FDA discounted potential risks when approving continuous glucose monitoring device, expert claimsBMJ 2018; 361 doi: https://doi.org/10.1136/bmj.k1775 (Published 23 April 2018) Cite this as: BMJ 2018;361:k1775
- Martha Rosenberg
- Chicago, USA
The US Food and Drug Administration (FDA) has been accused of discounting up to 30 000 medical device reports (MDR) when, in 2016, it expanded the approved use of a continuous glucose monitoring system (CGM) to replace self monitoring.1
Alan Shapiro, clinical associate professor of medicine at New York University School of Medicine, and an expert in medical statistics, said the agency had not taken account of the findings from the reports when it made the decision to approve the Dexcom G5 mobile system.
CGMs use below-the-skin sensors that continuously measure glucose levels and wirelessly send the results to a receiver and a compatible mobile device.
Shapiro has highlighted, in several journal articles,23 that the MDRs from the FDA’s Manufacturer and User Facility Device Experience (MAUDE) system showed substantial inaccuracies from the CGM device.

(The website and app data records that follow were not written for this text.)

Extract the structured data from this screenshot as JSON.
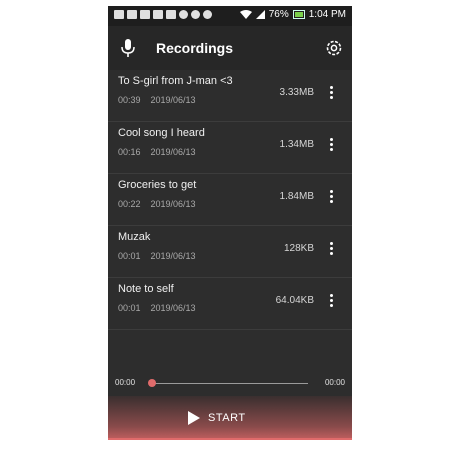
{
  "status_bar": {
    "battery": "76%",
    "time": "1:04 PM"
  },
  "app_bar": {
    "title": "Recordings"
  },
  "recordings": [
    {
      "name": "To S-girl from J-man <3",
      "duration": "00:39",
      "date": "2019/06/13",
      "size": "3.33MB"
    },
    {
      "name": "Cool song I heard",
      "duration": "00:16",
      "date": "2019/06/13",
      "size": "1.34MB"
    },
    {
      "name": "Groceries to get",
      "duration": "00:22",
      "date": "2019/06/13",
      "size": "1.84MB"
    },
    {
      "name": "Muzak",
      "duration": "00:01",
      "date": "2019/06/13",
      "size": "128KB"
    },
    {
      "name": "Note to self",
      "duration": "00:01",
      "date": "2019/06/13",
      "size": "64.04KB"
    }
  ],
  "player": {
    "elapsed": "00:00",
    "total": "00:00",
    "progress": 0
  },
  "start_button": {
    "label": "START"
  },
  "colors": {
    "accent": "#e06b6b",
    "background": "#2d2d2d"
  }
}
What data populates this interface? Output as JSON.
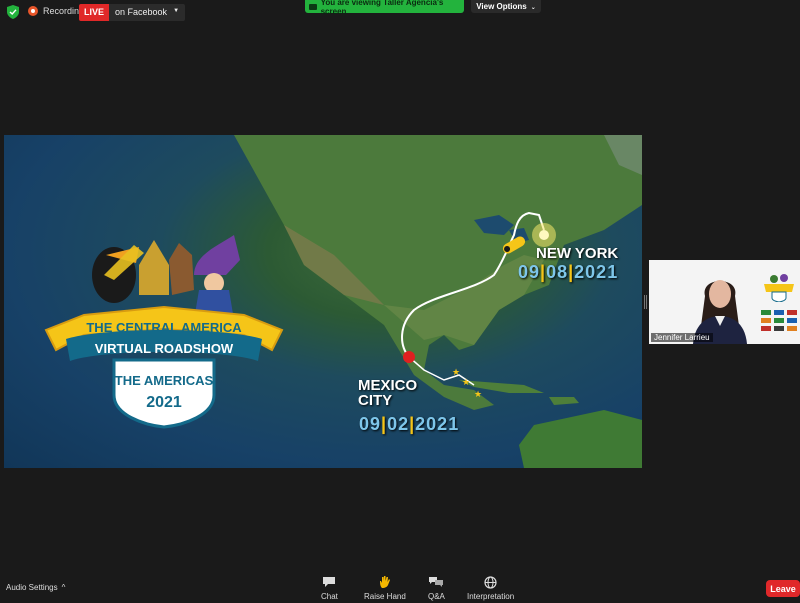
{
  "topbar": {
    "recording_label": "Recording",
    "live_badge": "LIVE",
    "live_destination": "on Facebook",
    "viewing_banner": "You are viewing Taller Agencia's screen",
    "view_options": "View Options"
  },
  "slide": {
    "logo_line1": "THE CENTRAL AMERICA",
    "logo_line2": "VIRTUAL ROADSHOW",
    "logo_sub": "THE AMERICAS",
    "logo_year": "2021",
    "dest_city": "NEW YORK",
    "dest_date": [
      "09",
      "08",
      "2021"
    ],
    "origin_city_line1": "MEXICO",
    "origin_city_line2": "CITY",
    "origin_date": [
      "09",
      "02",
      "2021"
    ]
  },
  "participant": {
    "name": "Jennifer Larrieu"
  },
  "toolbar": {
    "audio_settings": "Audio Settings",
    "chat": "Chat",
    "raise_hand": "Raise Hand",
    "qa": "Q&A",
    "interpretation": "Interpretation",
    "leave": "Leave"
  },
  "colors": {
    "live_red": "#e02828",
    "viewing_green": "#23b33d",
    "leave_red": "#e0282a",
    "date_blue": "#7ec6ea",
    "separator_yellow": "#f5c518"
  }
}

The FDA’s executive summary for the panel considering expanded use gave MDR data for the G5 and similar devices under …